7) M – dir. Joseph Losey, 1951 – not avail for local home viewing.  After seeing this recently at the 2014 Noir City Hollywood in Los Angeles, I was floored. I have always been a giant fan of the Fritz Lang film about a child-killer and the community that serves as their own “detective squad” alongside the actual police force, but this film????? This is a triumph and a unique work unto itself. The last film Losey made before skipping town and becoming a well-known and respected filmmaker in the UK due to HUAC and the Blacklist, this film is a mirror to that experience in an extremely troublesome manner. The cast itself is a “who’s who” of who ended up becoming blacklisted within the next few weeks, months and years after the film’s production. Losey’s M is a remake, sure, but it is a one of a kind film that will leave you gasping for air. The print that was screened by the Film Noir Foundation was an incredible restoration done by the Library of Congress. So for those who may consider resorting to other means of finding this film, I would beg you not to. I would ask this: start writing letters and find ways of engaging people to put this out on disc so that we may see this film distributed. You do not want to watch this movie in ANY other form than the one that was played at Noir City. It was just immense.

8) BLACK EYE – dir. Jack Arnold, 1974 – Avail on WAC. Directed by the same man who helmed THE INCREDIBLE SHRINKING MAN and THE CREATURE FROM THE BLACK LAGOON, this film is actually quite a bit better than it might seem.
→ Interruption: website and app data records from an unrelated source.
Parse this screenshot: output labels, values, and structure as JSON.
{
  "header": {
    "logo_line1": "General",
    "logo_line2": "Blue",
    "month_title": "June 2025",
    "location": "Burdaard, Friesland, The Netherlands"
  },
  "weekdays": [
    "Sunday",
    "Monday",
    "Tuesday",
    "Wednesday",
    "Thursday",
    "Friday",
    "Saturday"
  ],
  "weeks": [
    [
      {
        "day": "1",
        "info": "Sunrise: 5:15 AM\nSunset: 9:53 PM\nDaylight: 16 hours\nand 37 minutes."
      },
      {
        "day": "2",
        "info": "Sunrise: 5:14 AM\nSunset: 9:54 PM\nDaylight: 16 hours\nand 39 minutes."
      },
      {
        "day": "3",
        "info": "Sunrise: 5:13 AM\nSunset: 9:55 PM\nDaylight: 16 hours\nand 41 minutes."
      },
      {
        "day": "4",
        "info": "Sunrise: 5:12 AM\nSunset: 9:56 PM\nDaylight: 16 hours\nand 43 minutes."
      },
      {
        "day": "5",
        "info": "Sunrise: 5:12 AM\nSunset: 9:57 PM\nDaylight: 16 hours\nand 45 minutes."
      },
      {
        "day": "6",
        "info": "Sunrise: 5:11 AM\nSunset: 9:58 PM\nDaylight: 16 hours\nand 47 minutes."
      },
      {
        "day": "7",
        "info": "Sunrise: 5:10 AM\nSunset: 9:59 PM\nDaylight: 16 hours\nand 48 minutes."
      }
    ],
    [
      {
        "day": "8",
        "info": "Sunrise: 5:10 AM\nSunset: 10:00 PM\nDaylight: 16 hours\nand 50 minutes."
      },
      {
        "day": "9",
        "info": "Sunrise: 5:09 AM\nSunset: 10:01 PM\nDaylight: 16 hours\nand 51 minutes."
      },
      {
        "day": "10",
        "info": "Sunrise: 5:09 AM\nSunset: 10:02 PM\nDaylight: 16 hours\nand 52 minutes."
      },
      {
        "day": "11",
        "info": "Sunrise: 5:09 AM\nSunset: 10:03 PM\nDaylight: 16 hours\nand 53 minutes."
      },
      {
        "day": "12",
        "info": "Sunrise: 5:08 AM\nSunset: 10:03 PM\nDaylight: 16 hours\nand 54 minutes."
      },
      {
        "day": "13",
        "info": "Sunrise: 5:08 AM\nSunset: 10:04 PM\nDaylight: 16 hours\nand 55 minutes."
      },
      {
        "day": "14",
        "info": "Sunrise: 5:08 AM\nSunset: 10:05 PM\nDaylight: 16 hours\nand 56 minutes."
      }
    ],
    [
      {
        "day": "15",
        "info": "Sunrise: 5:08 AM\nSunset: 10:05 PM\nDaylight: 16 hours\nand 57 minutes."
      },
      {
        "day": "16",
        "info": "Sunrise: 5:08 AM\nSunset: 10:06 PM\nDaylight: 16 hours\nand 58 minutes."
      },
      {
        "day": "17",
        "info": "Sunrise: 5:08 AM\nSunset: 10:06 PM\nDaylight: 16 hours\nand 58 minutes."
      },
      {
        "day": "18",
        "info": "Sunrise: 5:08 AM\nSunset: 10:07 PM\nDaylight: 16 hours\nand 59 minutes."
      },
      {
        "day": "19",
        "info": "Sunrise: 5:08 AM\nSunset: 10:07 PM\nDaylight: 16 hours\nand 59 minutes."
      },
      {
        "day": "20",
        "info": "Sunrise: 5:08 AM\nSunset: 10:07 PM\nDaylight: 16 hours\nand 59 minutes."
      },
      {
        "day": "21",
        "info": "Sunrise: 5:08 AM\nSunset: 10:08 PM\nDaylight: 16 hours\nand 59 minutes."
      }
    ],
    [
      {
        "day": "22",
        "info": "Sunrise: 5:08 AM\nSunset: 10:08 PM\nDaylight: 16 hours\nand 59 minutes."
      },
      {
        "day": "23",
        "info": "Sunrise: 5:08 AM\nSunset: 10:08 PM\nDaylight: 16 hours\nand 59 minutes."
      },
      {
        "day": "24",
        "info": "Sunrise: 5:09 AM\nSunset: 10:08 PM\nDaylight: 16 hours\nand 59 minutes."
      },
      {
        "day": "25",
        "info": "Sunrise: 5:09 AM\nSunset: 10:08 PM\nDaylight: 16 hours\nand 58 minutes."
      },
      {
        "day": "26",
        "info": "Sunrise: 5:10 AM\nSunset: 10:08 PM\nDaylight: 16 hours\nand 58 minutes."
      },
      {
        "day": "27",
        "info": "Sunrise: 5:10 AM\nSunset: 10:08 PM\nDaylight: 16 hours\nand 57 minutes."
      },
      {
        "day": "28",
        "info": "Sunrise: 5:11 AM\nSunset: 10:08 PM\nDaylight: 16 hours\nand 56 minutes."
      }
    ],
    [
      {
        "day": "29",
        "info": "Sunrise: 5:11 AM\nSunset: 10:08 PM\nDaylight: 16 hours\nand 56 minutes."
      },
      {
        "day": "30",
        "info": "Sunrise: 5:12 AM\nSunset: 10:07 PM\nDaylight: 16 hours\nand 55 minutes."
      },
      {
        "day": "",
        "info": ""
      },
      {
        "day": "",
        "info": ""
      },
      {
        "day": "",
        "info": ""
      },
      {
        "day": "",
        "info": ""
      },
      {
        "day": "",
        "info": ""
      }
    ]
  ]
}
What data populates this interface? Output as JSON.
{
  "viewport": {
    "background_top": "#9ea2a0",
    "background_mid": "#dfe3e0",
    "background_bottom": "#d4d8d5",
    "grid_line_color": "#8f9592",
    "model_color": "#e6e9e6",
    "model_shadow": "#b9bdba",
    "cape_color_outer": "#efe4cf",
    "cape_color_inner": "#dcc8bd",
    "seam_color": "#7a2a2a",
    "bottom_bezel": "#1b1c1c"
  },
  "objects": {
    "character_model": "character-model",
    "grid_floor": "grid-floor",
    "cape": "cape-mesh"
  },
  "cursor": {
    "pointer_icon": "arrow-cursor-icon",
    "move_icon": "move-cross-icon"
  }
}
First of all, Fred Williamson. That should be enough. But the fact that it isn’t an exploitation film or a Blaxploitation film is something, especially in 1974. In fact, Williamson is a straight-up private investigator in Los Angeles, more reminiscent of Phillip Marlowe than Shaft. Great L.A. visuals (especially in Venice Beach and Santa Monica) and killer car chases. He’s a hellova tough guy and this is a hellova great detective film.


9) EUROPA – dir. Lars Von Trier, 1991 – Avail on Criterion. First of all, this is not like any of the other LVT films. So if you can’t deal with his other work, don’t worry, this is most definitely not NYMPHOMANIAC or BREAKING THE WAVES. This film has a train, mystery, WWII, and noir-tinged Nazi narratives. It has remarkable visuals and carries with it a story that made me fall in love with Von Trier and want to see anything & everything he ever did afterwards. I can’t say that my relationship with him is the same now, but relationships change, eh? This film remains a masterpiece of noir and mystery to me and always will be so. I originally knew it as ZENTROPA, and I still have my VHS copy. I rented it out to many people when I worked at a video store and they all really enjoyed the film. I hope you do as well.


4 comments:

Caftan Woman said...

"The Tall Target" is as good a movie as Hollywood ever gave us.

You have really piqued my interest in the "M" remake.

Laura said...

Great list, Ariel! I'm glad you were as impressed as I was by M. I'd been a little leery of it because of the subject matter (child killer) but the concept and style really blew me away, especially the climactic scenes in the Bradbury Building. (Loved the Downtown L.A. vibe in general. This movie deserves to move out from the shadow of the original.

Best wishes,
Laura

C.K.Walter said...

The Vanishing is pretty mortifying stuff...I love it to death. Unfortunately the same director went for the $$$ with a TERRIBLE remake...ack. I read the story in the original Dutch, and it's really breathtaking.

Clayton @ Claytonology

Squadro said...

What a fantastic list, a great mix of relatively well known films with a couple I've never heard of. Adding these to my watch list immediately.

I echo the CK Walter's post about The Vanishing, the short novel is astounding even if you've seen the film. Really haunting.

Thanks again Ariel!